The umbrella labor organization in Alaska has formed the equivalent of a super PAC to advocate in favor of Bill Walker's gubernatorial campaign.
The Alaska AFL-CIO recently formed "Alaskans for Walker Mallott," and the group has about $160,000 in the bank, said Vince Beltrami, president of the labor organization and chair of the independent expenditure group.
About one-third of that money comes from the labor organization, said Beltrami. The two other top supporters are Anchorage attorney Robin Brena and Barney Gottstein, a former partner in the old Carrs Quality Centers. Both men contributed money to support the tax-cut repeal referendum that failed during the August 19 primary election.
Beltrami said this is the labor organization's first time creating an independent expenditure group focused on a governor's race. Independent expenditure groups are like federal super PACs in that they can accept contributions of any size, as long as they do not coordinate with candidates.
Beltrami said his "phone has been ringing off the hook" with others wanting to donate, and said about another $40,000 has been committed but is not yet in the bank. All the group's contributions are from Alaskans or Alaska organizations, he said.
Three of the independent expenditure groups registered with the Alaska Public Offices Commission name a candidate -- meaning all the money they raise can be used to support that candidate, said Paul Dauphinais, executive director of APOC.
Those three groups are all for Walker or his running mate, Byron Mallott.
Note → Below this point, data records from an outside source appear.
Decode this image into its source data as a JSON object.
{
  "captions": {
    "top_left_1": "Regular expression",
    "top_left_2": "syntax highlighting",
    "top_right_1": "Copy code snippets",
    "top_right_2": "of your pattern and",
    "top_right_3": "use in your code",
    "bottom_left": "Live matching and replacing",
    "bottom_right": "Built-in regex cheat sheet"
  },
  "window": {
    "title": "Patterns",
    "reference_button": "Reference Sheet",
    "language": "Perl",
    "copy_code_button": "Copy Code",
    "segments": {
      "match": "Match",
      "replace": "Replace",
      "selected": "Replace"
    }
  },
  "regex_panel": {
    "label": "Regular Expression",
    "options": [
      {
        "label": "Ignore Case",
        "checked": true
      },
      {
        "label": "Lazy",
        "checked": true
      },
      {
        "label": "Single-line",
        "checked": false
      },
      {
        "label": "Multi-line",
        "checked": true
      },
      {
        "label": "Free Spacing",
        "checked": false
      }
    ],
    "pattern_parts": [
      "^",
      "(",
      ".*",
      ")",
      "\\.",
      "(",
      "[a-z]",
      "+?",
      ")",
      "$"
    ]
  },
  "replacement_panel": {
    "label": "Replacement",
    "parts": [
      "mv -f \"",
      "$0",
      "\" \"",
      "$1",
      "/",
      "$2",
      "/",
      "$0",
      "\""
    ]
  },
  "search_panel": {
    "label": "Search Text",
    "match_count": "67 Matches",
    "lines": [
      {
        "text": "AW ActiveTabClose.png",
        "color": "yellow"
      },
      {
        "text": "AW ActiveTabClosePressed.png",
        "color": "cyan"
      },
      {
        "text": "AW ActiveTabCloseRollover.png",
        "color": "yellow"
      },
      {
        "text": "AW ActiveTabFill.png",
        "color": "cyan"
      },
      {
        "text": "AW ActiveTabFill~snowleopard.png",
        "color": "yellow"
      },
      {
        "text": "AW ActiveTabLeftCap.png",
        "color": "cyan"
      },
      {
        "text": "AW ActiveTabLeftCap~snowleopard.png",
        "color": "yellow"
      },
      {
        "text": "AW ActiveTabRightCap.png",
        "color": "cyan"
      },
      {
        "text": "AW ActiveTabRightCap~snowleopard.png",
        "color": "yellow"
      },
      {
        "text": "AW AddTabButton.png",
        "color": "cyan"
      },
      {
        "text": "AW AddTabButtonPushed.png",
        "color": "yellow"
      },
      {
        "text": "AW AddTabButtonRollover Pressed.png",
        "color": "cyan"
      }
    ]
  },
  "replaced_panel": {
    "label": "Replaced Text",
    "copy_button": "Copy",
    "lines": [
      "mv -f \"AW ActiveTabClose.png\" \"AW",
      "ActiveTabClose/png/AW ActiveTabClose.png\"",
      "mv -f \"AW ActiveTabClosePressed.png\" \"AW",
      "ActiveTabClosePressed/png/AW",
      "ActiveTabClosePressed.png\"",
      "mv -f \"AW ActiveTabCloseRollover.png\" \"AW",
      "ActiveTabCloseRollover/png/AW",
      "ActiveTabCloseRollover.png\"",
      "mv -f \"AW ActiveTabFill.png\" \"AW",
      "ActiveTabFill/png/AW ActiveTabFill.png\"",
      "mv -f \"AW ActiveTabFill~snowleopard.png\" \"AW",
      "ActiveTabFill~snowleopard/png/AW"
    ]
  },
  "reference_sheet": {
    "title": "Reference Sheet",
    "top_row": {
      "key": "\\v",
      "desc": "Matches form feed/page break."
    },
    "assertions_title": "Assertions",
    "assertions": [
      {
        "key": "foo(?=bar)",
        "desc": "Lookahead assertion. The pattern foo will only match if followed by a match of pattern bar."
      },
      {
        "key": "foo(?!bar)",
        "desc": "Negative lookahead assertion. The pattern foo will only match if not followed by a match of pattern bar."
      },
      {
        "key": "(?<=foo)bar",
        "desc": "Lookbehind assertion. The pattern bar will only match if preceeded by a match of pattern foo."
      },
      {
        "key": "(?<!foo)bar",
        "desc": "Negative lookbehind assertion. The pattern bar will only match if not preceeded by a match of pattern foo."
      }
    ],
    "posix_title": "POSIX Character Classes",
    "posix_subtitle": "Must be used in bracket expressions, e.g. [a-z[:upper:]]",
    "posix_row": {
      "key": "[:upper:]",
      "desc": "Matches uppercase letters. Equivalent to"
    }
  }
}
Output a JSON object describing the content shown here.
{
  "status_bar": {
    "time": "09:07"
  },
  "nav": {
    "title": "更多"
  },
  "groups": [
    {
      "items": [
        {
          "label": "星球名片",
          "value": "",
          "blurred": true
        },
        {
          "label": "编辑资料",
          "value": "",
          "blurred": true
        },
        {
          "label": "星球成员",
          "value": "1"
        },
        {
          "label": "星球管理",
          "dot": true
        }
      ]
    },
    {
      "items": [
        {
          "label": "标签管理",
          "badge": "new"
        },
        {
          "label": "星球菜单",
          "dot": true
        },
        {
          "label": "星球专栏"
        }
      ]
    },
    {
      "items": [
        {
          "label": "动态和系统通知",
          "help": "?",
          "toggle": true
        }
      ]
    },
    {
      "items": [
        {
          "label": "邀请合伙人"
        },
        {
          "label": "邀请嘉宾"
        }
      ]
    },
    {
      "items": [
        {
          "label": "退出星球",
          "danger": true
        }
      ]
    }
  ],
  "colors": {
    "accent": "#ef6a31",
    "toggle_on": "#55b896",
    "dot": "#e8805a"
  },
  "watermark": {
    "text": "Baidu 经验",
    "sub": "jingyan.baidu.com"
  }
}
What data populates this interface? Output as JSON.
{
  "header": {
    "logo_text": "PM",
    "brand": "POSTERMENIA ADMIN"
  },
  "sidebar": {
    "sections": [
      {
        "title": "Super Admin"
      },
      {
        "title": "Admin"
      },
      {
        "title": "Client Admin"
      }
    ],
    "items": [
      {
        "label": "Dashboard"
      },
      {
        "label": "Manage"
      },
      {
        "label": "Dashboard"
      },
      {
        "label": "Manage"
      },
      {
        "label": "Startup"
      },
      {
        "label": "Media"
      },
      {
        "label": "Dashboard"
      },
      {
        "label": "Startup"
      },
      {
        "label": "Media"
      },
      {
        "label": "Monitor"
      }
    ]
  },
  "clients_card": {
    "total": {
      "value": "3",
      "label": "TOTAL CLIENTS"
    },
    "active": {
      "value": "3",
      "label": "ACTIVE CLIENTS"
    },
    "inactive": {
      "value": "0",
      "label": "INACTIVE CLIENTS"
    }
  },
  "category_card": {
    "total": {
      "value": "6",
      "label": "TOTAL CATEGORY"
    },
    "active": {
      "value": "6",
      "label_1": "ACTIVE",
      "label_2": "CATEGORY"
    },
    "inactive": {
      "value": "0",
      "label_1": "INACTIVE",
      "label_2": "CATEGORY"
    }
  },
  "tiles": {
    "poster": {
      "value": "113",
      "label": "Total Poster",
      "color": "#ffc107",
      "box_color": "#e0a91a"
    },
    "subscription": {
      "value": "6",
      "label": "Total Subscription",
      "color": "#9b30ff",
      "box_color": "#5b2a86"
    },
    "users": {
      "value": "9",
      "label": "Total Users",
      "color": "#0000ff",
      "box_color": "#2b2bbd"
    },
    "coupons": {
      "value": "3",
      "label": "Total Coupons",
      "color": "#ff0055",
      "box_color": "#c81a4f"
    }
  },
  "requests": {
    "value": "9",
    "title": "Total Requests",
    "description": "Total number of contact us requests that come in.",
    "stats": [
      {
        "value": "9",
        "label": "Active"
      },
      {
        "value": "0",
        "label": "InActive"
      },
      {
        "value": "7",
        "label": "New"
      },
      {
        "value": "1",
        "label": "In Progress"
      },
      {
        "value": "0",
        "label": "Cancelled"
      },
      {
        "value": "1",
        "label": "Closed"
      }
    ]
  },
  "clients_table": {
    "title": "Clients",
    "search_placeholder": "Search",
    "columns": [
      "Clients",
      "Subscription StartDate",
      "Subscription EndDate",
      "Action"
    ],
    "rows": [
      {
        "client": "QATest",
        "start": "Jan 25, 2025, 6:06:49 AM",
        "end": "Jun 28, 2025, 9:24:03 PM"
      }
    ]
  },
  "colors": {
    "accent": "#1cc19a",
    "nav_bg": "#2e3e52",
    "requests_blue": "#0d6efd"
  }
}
One is a small group formed by a couple of men from Willow called "Walker for Alaska's Future." The group had raised a little more than the $1,245 last reported in July, said chairman Bill Arterburn. It plans to at least buy online advertising and possibly radio ads.
Another independent expenditure group -- "Mallott-One Alaska PAC" -- reported in August that it had raised $50,000 and had spent nearly all of that with Trippi and Associates, a media firm based in Washington, D.C. Steve Boyd is listed as the treasurer of that group. Attempts to reach that group were unsuccessful.
None of the 19 independent expenditure groups registered with APOC name Walker's opponent, incumbent Gov. Sean Parnell, said Dauphinais.
An independent expenditure group formed in part to support Parnell -- "Alaskans for Economic Stability" -- will be closed down, said founder Randy Ruedrich, former Alaskan Republican Party chairman.
The group was created about 10 days ago to support the Parnell ticket and legislative candidates. Ruedrich, who had the idea for the organization, said he is dissolving it.
Since Parnell's name is not in the title, no more than two-thirds of the funding could have been used to support Parnell and oppose Walker, said Ruedrich. The remaining one-third would have been used to support several other legislative candidates, he said. Supporting so many candidates would have required too much paperwork, he said.
"Before you got very far down that road, you realize we would be primarily a paper-shuffling shop rather than a public information entity," he said.
He also pointed out that other groups already support Republican legislative candidates, such as the Alaska Prosperity Project, the independent expenditure group created by ProsperityAlaska, as well as state party organizations.
"Alaskans for Economic Stability" had raised less than $3,000, much of it coming from Ruedrich, he said.
Asked whether he would form another group to fully support Parnell, Ruedrich said it was too early to know what would come next.
As for the AFL-CIO's new political group, Beltrami said Tuesday it released its first ad called "History," with running mate Mallott describing why he joined forces with Walker. The video is currently on YouTube, and Beltrami said efforts are underway to get the commercial on cable TV as soon as possible.